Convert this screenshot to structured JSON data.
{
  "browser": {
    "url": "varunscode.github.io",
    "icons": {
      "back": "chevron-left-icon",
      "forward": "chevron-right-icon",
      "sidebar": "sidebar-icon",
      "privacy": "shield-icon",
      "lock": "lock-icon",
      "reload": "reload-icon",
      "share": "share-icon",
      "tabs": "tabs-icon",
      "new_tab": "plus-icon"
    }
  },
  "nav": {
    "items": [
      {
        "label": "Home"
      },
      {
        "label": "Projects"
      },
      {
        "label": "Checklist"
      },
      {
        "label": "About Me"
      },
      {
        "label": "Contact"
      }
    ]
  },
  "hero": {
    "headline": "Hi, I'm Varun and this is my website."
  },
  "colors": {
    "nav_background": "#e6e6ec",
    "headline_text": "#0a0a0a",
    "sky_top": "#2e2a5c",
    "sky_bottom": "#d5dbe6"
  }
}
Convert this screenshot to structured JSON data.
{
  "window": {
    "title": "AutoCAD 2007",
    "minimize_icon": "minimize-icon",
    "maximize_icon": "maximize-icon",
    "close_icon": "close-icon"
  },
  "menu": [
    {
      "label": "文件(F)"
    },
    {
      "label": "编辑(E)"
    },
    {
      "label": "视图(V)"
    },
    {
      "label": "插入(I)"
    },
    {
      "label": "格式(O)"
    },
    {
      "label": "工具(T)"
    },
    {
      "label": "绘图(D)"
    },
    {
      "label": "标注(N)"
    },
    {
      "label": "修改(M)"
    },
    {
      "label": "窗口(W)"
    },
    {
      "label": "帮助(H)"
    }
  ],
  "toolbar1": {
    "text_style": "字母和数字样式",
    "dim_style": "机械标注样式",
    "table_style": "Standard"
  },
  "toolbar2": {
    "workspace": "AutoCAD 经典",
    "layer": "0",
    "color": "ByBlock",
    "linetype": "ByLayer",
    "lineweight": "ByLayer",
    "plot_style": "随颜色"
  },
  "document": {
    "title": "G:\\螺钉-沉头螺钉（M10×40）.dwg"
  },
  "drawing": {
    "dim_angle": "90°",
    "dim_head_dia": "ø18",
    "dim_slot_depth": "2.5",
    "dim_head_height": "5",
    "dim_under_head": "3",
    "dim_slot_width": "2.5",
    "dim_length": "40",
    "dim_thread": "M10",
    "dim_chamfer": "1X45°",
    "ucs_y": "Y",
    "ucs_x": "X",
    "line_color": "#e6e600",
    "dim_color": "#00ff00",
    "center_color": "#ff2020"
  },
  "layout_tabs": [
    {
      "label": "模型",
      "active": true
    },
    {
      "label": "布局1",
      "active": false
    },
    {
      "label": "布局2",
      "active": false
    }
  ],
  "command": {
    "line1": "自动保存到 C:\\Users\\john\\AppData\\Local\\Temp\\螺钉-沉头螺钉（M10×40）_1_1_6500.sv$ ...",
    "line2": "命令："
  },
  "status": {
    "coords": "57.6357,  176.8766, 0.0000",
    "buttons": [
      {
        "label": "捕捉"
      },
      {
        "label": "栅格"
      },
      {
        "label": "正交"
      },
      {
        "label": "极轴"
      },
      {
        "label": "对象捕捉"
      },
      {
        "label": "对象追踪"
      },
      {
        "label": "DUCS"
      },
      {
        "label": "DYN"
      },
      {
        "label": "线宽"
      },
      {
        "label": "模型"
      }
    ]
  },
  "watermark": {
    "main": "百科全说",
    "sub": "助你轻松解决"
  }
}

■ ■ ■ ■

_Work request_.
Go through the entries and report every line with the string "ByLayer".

_Solved exercise_.
    "linetype": "ByLayer",
    "lineweight": "ByLayer",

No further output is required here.